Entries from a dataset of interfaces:
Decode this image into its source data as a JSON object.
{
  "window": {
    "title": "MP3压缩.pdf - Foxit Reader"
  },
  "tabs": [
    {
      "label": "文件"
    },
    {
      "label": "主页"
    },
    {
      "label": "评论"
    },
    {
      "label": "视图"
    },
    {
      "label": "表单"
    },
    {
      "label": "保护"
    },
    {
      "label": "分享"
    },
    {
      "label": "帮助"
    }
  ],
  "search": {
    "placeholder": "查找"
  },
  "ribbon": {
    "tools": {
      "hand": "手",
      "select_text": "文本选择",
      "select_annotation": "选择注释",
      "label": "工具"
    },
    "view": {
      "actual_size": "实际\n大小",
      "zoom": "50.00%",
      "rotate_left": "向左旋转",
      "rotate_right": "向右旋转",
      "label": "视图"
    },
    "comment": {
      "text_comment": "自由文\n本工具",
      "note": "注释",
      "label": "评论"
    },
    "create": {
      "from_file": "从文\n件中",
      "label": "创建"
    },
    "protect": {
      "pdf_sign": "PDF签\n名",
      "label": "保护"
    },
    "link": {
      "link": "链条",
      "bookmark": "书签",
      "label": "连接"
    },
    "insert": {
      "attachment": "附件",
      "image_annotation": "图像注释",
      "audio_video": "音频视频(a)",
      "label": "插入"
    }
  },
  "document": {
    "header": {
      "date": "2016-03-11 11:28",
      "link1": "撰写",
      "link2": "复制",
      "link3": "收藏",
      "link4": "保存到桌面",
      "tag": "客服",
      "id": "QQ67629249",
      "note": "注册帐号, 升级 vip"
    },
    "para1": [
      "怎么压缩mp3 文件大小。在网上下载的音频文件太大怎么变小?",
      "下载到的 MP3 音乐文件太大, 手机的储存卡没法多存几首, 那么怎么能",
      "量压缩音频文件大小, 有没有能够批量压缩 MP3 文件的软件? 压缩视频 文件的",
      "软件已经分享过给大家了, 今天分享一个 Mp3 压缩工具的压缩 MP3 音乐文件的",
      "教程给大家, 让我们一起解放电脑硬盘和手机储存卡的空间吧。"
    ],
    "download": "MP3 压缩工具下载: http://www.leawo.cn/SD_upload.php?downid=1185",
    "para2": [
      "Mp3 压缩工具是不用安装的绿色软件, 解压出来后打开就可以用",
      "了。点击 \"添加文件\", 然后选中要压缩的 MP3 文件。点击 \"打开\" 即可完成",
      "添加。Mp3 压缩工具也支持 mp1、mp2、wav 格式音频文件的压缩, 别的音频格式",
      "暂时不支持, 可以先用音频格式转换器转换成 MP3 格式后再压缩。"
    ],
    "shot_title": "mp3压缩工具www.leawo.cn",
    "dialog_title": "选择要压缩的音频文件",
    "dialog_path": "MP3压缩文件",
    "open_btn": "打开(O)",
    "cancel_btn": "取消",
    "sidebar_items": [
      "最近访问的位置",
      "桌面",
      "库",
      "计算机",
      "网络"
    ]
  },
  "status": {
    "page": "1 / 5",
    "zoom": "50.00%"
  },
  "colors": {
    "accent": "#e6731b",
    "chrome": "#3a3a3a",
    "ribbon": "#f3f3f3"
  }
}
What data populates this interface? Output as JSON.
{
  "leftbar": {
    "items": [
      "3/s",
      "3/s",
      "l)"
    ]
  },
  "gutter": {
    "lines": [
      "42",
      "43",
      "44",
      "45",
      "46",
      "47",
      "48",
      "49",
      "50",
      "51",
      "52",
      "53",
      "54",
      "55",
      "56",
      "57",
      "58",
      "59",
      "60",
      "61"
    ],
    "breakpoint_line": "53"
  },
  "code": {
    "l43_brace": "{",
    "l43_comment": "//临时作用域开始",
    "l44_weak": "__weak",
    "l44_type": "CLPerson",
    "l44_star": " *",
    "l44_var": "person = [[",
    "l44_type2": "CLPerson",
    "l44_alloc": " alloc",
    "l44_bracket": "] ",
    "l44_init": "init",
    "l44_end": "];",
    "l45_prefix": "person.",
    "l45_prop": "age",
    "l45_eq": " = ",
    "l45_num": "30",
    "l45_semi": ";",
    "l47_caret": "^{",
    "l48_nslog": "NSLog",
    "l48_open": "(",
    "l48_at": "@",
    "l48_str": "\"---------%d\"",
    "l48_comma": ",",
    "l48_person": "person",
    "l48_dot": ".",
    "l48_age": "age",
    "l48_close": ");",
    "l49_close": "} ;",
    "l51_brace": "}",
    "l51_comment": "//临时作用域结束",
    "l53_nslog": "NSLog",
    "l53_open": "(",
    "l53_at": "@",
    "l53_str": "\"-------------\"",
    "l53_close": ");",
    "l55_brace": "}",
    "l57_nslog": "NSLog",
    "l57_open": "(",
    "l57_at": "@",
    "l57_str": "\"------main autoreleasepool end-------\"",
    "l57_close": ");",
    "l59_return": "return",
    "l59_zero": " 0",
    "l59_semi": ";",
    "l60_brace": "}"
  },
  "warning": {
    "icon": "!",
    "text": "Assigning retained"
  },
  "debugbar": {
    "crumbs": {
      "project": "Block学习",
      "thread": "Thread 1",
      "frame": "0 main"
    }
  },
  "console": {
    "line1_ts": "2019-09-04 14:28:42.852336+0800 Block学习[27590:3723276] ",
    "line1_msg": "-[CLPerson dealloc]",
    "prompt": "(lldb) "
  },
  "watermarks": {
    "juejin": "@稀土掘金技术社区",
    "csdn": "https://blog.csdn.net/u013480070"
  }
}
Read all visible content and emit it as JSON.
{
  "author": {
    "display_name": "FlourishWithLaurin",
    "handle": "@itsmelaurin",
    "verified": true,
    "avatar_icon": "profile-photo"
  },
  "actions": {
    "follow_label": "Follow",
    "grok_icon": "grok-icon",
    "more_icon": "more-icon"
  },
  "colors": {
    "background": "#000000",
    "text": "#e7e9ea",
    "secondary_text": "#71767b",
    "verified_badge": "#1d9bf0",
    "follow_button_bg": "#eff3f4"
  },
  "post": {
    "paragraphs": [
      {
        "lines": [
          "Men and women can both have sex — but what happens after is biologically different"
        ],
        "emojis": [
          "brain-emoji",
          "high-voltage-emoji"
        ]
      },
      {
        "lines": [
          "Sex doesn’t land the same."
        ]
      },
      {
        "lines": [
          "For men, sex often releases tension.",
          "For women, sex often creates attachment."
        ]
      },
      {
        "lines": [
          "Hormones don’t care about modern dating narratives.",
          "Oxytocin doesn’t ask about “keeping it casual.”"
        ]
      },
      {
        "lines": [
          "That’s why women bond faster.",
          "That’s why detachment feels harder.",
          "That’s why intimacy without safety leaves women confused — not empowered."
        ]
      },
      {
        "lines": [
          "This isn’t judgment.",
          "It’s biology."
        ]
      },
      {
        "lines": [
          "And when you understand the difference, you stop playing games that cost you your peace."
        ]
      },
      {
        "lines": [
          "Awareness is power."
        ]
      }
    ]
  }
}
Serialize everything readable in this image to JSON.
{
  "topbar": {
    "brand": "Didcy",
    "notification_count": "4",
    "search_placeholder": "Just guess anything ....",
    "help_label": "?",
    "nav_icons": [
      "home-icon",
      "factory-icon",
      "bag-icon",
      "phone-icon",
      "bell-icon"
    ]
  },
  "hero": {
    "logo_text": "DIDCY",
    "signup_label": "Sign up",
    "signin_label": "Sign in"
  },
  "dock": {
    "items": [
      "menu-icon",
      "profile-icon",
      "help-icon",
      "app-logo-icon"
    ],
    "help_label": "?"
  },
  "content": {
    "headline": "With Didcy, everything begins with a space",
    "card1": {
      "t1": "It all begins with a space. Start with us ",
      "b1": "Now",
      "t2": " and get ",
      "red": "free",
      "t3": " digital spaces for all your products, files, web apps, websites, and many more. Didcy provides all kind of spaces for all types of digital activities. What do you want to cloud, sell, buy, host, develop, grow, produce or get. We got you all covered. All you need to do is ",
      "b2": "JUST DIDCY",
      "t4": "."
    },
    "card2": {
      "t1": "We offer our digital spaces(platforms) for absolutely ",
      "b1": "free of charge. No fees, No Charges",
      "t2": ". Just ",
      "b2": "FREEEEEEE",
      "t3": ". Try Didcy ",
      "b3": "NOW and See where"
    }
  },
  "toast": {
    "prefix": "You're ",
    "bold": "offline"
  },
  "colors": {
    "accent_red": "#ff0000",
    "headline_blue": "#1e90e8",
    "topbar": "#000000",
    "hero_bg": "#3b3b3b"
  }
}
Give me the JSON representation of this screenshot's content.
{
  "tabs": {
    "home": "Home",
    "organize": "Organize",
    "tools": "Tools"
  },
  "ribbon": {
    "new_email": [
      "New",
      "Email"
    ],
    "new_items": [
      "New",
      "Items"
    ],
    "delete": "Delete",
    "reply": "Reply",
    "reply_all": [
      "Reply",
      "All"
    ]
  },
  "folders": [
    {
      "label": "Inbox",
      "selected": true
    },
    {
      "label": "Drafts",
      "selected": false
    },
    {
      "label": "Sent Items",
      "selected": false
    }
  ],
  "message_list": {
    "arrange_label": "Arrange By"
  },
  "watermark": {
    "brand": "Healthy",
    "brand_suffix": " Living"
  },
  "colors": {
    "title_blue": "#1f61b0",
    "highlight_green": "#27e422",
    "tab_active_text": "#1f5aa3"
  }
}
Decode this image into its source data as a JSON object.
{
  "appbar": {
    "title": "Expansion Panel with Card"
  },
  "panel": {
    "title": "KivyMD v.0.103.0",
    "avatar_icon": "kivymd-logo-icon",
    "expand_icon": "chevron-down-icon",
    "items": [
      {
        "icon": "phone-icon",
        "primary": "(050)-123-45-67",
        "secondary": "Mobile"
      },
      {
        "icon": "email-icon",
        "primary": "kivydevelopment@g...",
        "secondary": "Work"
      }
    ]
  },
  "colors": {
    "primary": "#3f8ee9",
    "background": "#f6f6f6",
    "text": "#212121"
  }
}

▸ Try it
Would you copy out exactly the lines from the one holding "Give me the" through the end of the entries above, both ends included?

▸ Exercise answer
Give me the JSON representation of this screenshot's content.
{
  "tabs": {
    "home": "Home",
    "organize": "Organize",
    "tools": "Tools"
  },
  "ribbon": {
    "new_email": [
      "New",
      "Email"
    ],
    "new_items": [
      "New",
      "Items"
    ],
    "delete": "Delete",
    "reply": "Reply",
    "reply_all": [
      "Reply",
      "All"
    ]
  },
  "folders": [
    {
      "label": "Inbox",
      "selected": true
    },
    {
      "label": "Drafts",
      "selected": false
    },
    {
      "label": "Sent Items",
      "selected": false
    }
  ],
  "message_list": {
    "arrange_label": "Arrange By"
  },
  "watermark": {
    "brand": "Healthy",
    "brand_suffix": " Living"
  },
  "colors": {
    "title_blue": "#1f61b0",
    "highlight_green": "#27e422",
    "tab_active_text": "#1f5aa3"
  }
}
Decode this image into its source data as a JSON object.
{
  "appbar": {
    "title": "Expansion Panel with Card"
  },
  "panel": {
    "title": "KivyMD v.0.103.0",
    "avatar_icon": "kivymd-logo-icon",
    "expand_icon": "chevron-down-icon",
    "items": [
      {
        "icon": "phone-icon",
        "primary": "(050)-123-45-67",
        "secondary": "Mobile"
      },
      {
        "icon": "email-icon",
        "primary": "kivydevelopment@g...",
        "secondary": "Work"
      }
    ]
  },
  "colors": {
    "primary": "#3f8ee9",
    "background": "#f6f6f6",
    "text": "#212121"
  }
}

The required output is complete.